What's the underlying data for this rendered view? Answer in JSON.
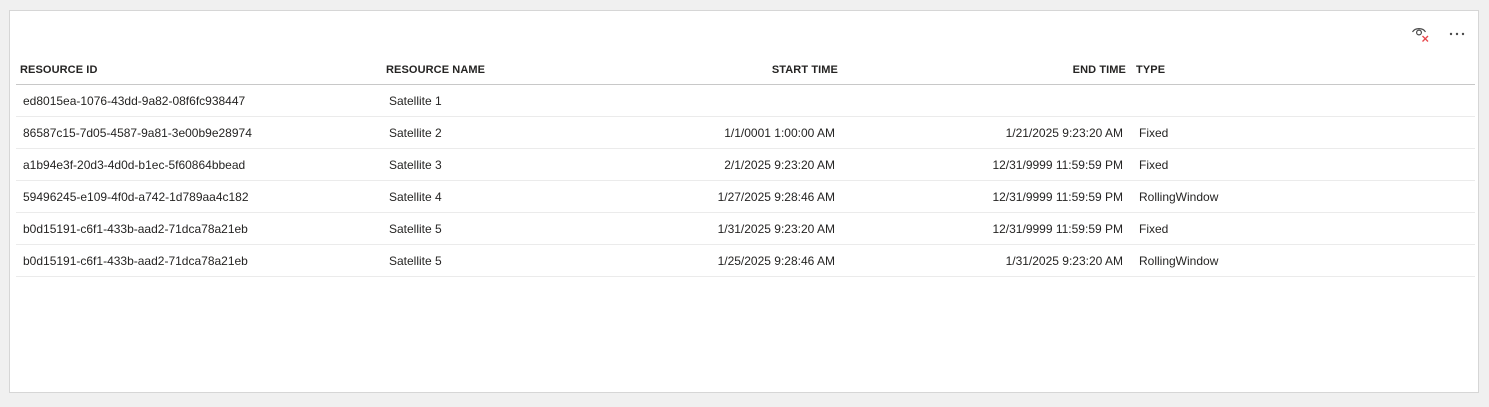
{
  "toolbar": {
    "visual_icon": "eye-hidden-icon",
    "more_icon": "more-options-icon",
    "more_label": "⋯"
  },
  "table": {
    "columns": {
      "resource_id": "RESOURCE ID",
      "resource_name": "RESOURCE NAME",
      "start_time": "START TIME",
      "end_time": "END TIME",
      "type": "TYPE"
    },
    "rows": [
      {
        "resource_id": "ed8015ea-1076-43dd-9a82-08f6fc938447",
        "resource_name": "Satellite 1",
        "start_time": "",
        "end_time": "",
        "type": ""
      },
      {
        "resource_id": "86587c15-7d05-4587-9a81-3e00b9e28974",
        "resource_name": "Satellite 2",
        "start_time": "1/1/0001 1:00:00 AM",
        "end_time": "1/21/2025 9:23:20 AM",
        "type": "Fixed"
      },
      {
        "resource_id": "a1b94e3f-20d3-4d0d-b1ec-5f60864bbead",
        "resource_name": "Satellite 3",
        "start_time": "2/1/2025 9:23:20 AM",
        "end_time": "12/31/9999 11:59:59 PM",
        "type": "Fixed"
      },
      {
        "resource_id": "59496245-e109-4f0d-a742-1d789aa4c182",
        "resource_name": "Satellite 4",
        "start_time": "1/27/2025 9:28:46 AM",
        "end_time": "12/31/9999 11:59:59 PM",
        "type": "RollingWindow"
      },
      {
        "resource_id": "b0d15191-c6f1-433b-aad2-71dca78a21eb",
        "resource_name": "Satellite 5",
        "start_time": "1/31/2025 9:23:20 AM",
        "end_time": "12/31/9999 11:59:59 PM",
        "type": "Fixed"
      },
      {
        "resource_id": "b0d15191-c6f1-433b-aad2-71dca78a21eb",
        "resource_name": "Satellite 5",
        "start_time": "1/25/2025 9:28:46 AM",
        "end_time": "1/31/2025 9:23:20 AM",
        "type": "RollingWindow"
      }
    ]
  },
  "colors": {
    "background": "#f0f0f0",
    "card": "#ffffff",
    "text": "#252423",
    "icon_accent": "#e8474c"
  }
}
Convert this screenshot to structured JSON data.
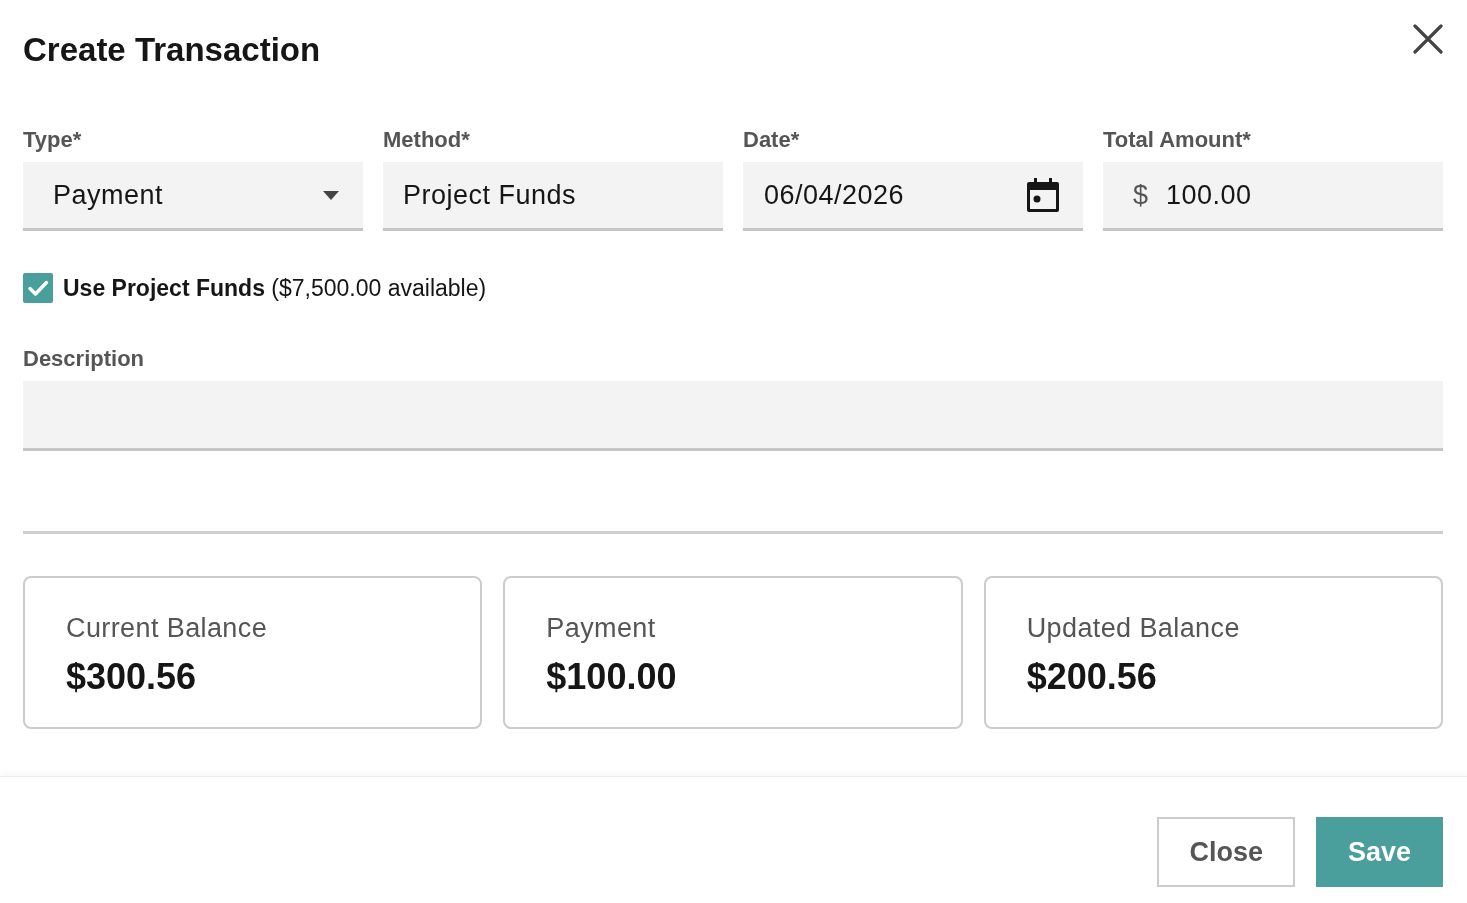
{
  "dialog": {
    "title": "Create Transaction"
  },
  "fields": [
    {
      "kind": "select",
      "label": "Type*",
      "value": "Payment"
    },
    {
      "kind": "text",
      "label": "Method*",
      "value": "Project Funds"
    },
    {
      "kind": "date",
      "label": "Date*",
      "value": "06/04/2026"
    },
    {
      "kind": "currency",
      "label": "Total Amount*",
      "prefix": "$",
      "value": "100.00"
    }
  ],
  "use_project_funds": {
    "checked": true,
    "label": "**Use Project Funds** ($7,500.00 available)"
  },
  "description": {
    "label": "Description"
  },
  "summary_cards": [
    {
      "label": "Current Balance",
      "value": "$300.56"
    },
    {
      "label": "Payment",
      "value": "$100.00"
    },
    {
      "label": "Updated Balance",
      "value": "$200.56"
    }
  ],
  "buttons": [
    {
      "kind": "secondary",
      "label": "Close"
    },
    {
      "kind": "primary",
      "label": "Save"
    }
  ]
}
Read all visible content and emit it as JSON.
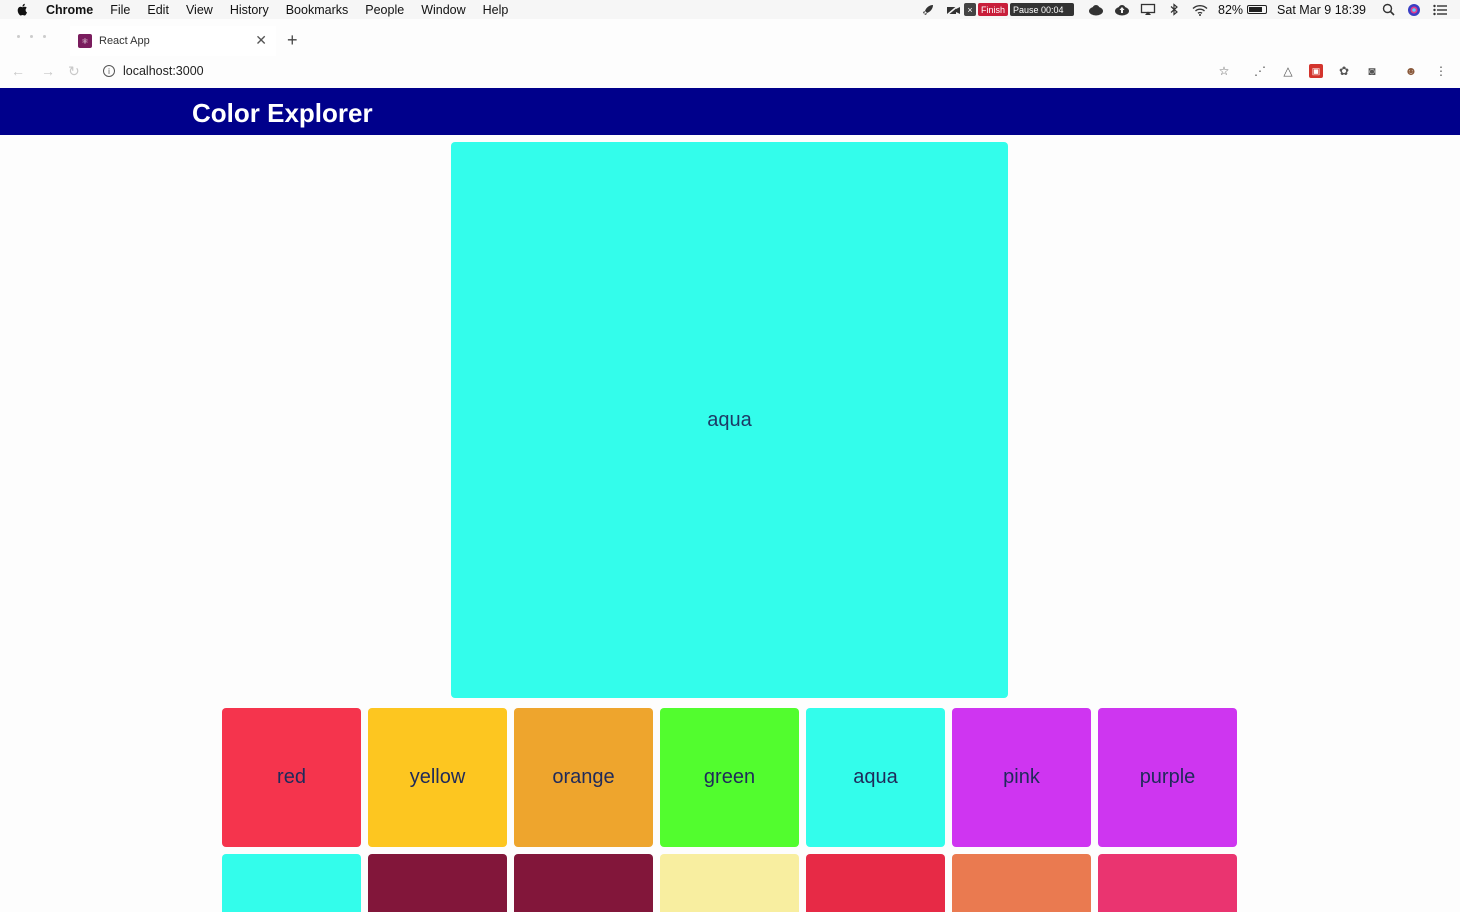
{
  "menubar": {
    "app": "Chrome",
    "items": [
      "File",
      "Edit",
      "View",
      "History",
      "Bookmarks",
      "People",
      "Window",
      "Help"
    ],
    "status": {
      "finish": "Finish",
      "pause": "Pause 00:04",
      "battery": "82%",
      "battery_level": 0.82,
      "clock": "Sat Mar 9  18:39"
    }
  },
  "browser": {
    "tab_title": "React App",
    "url": "localhost:3000"
  },
  "app": {
    "title": "Color Explorer",
    "selected": {
      "name": "aqua",
      "color": "#33fdeb"
    },
    "palette_row1": [
      {
        "name": "red",
        "color": "#f5344d"
      },
      {
        "name": "yellow",
        "color": "#fdc620"
      },
      {
        "name": "orange",
        "color": "#eea52d"
      },
      {
        "name": "green",
        "color": "#52fd2e"
      },
      {
        "name": "aqua",
        "color": "#33fdeb"
      },
      {
        "name": "pink",
        "color": "#cf35f1"
      },
      {
        "name": "purple",
        "color": "#ce36f0"
      }
    ],
    "palette_row2": [
      {
        "color": "#33fdeb"
      },
      {
        "color": "#82163a"
      },
      {
        "color": "#82163a"
      },
      {
        "color": "#f8eea0"
      },
      {
        "color": "#e72a46"
      },
      {
        "color": "#ea7a50"
      },
      {
        "color": "#ea3470"
      }
    ]
  }
}
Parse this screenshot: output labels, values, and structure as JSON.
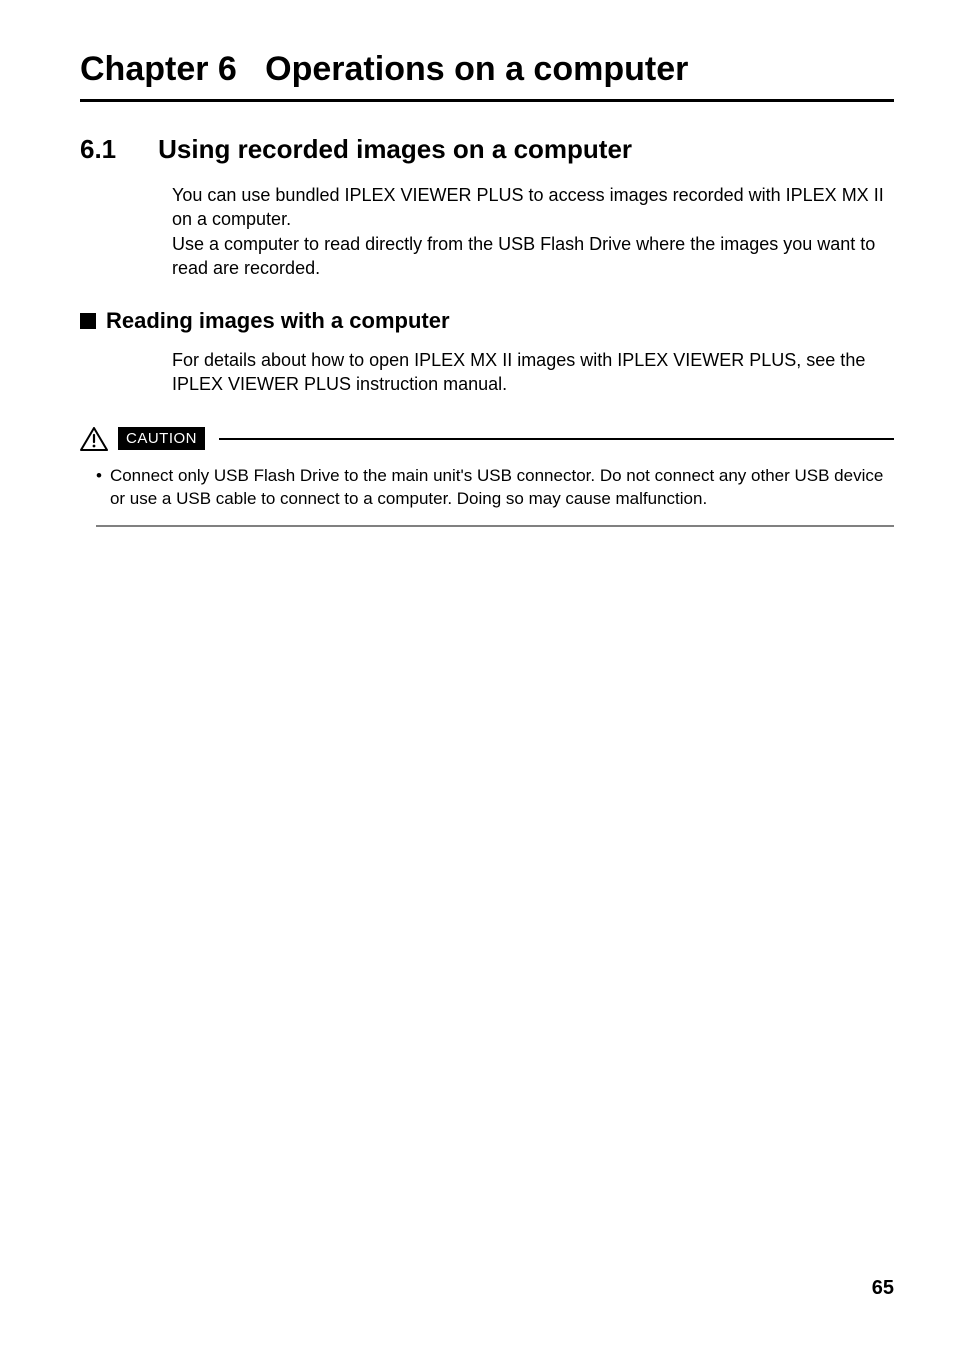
{
  "chapter": {
    "label": "Chapter 6",
    "title": "Operations on a computer"
  },
  "section": {
    "number": "6.1",
    "title": "Using recorded images on a computer",
    "body_line1": "You can use bundled IPLEX VIEWER PLUS to access images recorded with IPLEX MX II on a computer.",
    "body_line2": "Use a computer to read directly from the USB Flash Drive where the images you want to read are recorded."
  },
  "subsection": {
    "title": "Reading images with a computer",
    "body": "For details about how to open IPLEX MX II images with IPLEX VIEWER PLUS, see the IPLEX VIEWER PLUS instruction manual."
  },
  "caution": {
    "label": "CAUTION",
    "bullet": "•",
    "text": "Connect only USB Flash Drive to the main unit's USB connector. Do not connect any other USB device or use a USB cable to connect to a computer. Doing so may cause malfunction."
  },
  "page_number": "65"
}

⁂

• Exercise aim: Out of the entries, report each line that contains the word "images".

• Response:
    "title": "Using recorded images on a computer",
    "body_line1": "You can use bundled IPLEX VIEWER PLUS to access images recorded with IPLEX MX II on a computer.",
    "body_line2": "Use a computer to read directly from the USB Flash Drive where the images you want to read are recorded."
    "title": "Reading images with a computer",
    "body": "For details about how to open IPLEX MX II images with IPLEX VIEWER PLUS, see the IPLEX VIEWER PLUS instruction manual."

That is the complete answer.